Managing Filesystems: Beyond the Basics
Whenever I sit down at an unfamiliar computer system for the first time, the first thing I do is run the df command. I like to get a feel for the landscape of that system, so to speak, before I proceed to explore it further. This makes sense to me since managing the filesystem is always a central area of concern for any system administrator. The basic tasks related to filesystems are simple and familiar to almost everyone: managing and mounting filesystems, performing simple filesystem consistency checks with fsck, and the like. This month, I delve deeper into this topic, discussing other tools for managing and manipulating filesystems, and describing the process for adding a new disk or partition.
A Guide to Administering TrueType Fonts and Commercial Font Managers
Last month I described how the X Window System handles fonts and explained how to install new Type 1 fonts. With TrueType fonts, the fun really begins. The X font facilities and Ghostscript were designed around bitmap and Type 1 fonts and PostScript printing. However, users tend to have access to lots of TrueType fonts, and they naturally want to use them under Linux. Fortunately, support for TrueType fonts within traditional X facilities is available.
Learn How to Administer Type 1 Fonts
One of the most obvious and painful imperfections of Linux systems is the X Window System's cumbersome font-handling facilities. The chief reason that fonts cause so much difficulty -- or at least inconvenience -- is that there is no unified font manager in this environment. Instead, most applications have their own unique font-handling methods and each one must be configured individually.
The Ins and Outs of LILO
LILO is the most commonly used boot loader for Linux on Intel-based/compatible systems. A boot loader is a program that loads the operating system into the computer's memory from its hard disk when the computer is first started up. When a computer is booted, the first thing it does is to look at a fixed sector of its hard disk; the "master boot record" (or MBR). The program it finds there (in this case LILO) is responsible for loading and starting whatever operating system the computer is going to run. LILO, which stands for LInux LOader, is a very efficient boot loader, and it may be used to start other operating systems in addition to Linux.
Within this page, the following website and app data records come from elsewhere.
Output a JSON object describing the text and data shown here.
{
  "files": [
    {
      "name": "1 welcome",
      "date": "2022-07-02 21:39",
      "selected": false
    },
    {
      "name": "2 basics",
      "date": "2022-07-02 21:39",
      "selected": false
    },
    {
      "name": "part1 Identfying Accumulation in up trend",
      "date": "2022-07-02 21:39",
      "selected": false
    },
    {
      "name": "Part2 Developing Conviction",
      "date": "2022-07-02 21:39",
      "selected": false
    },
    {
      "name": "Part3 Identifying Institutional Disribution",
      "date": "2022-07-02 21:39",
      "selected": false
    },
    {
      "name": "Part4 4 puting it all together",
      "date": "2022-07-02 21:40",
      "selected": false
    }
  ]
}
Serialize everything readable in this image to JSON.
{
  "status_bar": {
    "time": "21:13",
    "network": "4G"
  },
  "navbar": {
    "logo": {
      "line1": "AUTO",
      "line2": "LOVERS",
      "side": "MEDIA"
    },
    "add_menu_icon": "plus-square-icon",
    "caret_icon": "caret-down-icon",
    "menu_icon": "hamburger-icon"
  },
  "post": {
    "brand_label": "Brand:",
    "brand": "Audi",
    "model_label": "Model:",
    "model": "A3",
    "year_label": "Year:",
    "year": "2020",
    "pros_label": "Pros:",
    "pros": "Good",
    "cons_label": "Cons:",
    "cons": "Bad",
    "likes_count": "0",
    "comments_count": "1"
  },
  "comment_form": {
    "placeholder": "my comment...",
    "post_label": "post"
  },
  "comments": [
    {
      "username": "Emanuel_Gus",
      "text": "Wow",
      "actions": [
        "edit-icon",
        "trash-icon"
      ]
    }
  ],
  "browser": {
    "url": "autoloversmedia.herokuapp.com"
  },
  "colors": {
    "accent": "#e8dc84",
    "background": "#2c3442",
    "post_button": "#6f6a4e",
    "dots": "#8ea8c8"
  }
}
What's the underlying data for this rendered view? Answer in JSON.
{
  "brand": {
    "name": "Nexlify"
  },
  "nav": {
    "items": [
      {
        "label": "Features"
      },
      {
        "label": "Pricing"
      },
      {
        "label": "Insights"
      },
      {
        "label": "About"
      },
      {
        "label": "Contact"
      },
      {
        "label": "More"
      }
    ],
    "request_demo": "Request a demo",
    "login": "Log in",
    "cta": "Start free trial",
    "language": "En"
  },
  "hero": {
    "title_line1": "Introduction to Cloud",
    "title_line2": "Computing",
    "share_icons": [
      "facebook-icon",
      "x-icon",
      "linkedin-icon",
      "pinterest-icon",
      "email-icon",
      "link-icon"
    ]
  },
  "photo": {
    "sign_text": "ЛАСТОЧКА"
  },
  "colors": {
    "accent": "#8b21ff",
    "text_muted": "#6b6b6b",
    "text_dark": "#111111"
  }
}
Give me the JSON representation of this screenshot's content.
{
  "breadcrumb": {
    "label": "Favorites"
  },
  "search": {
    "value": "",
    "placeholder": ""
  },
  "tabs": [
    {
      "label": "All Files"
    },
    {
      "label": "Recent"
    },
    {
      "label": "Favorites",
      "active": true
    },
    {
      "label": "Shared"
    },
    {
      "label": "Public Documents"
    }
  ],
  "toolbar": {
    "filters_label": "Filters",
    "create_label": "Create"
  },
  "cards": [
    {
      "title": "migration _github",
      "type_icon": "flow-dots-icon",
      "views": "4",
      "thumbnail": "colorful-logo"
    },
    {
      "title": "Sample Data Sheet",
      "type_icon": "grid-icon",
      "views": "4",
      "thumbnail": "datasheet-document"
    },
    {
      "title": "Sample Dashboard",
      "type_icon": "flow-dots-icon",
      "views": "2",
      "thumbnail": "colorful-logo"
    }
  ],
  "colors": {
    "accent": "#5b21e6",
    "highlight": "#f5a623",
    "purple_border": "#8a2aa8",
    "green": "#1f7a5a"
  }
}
Gettin’ GUI Wit’ It
While the command line remains the hearth and home of many sysadmins, GUI tools can do a thing or two.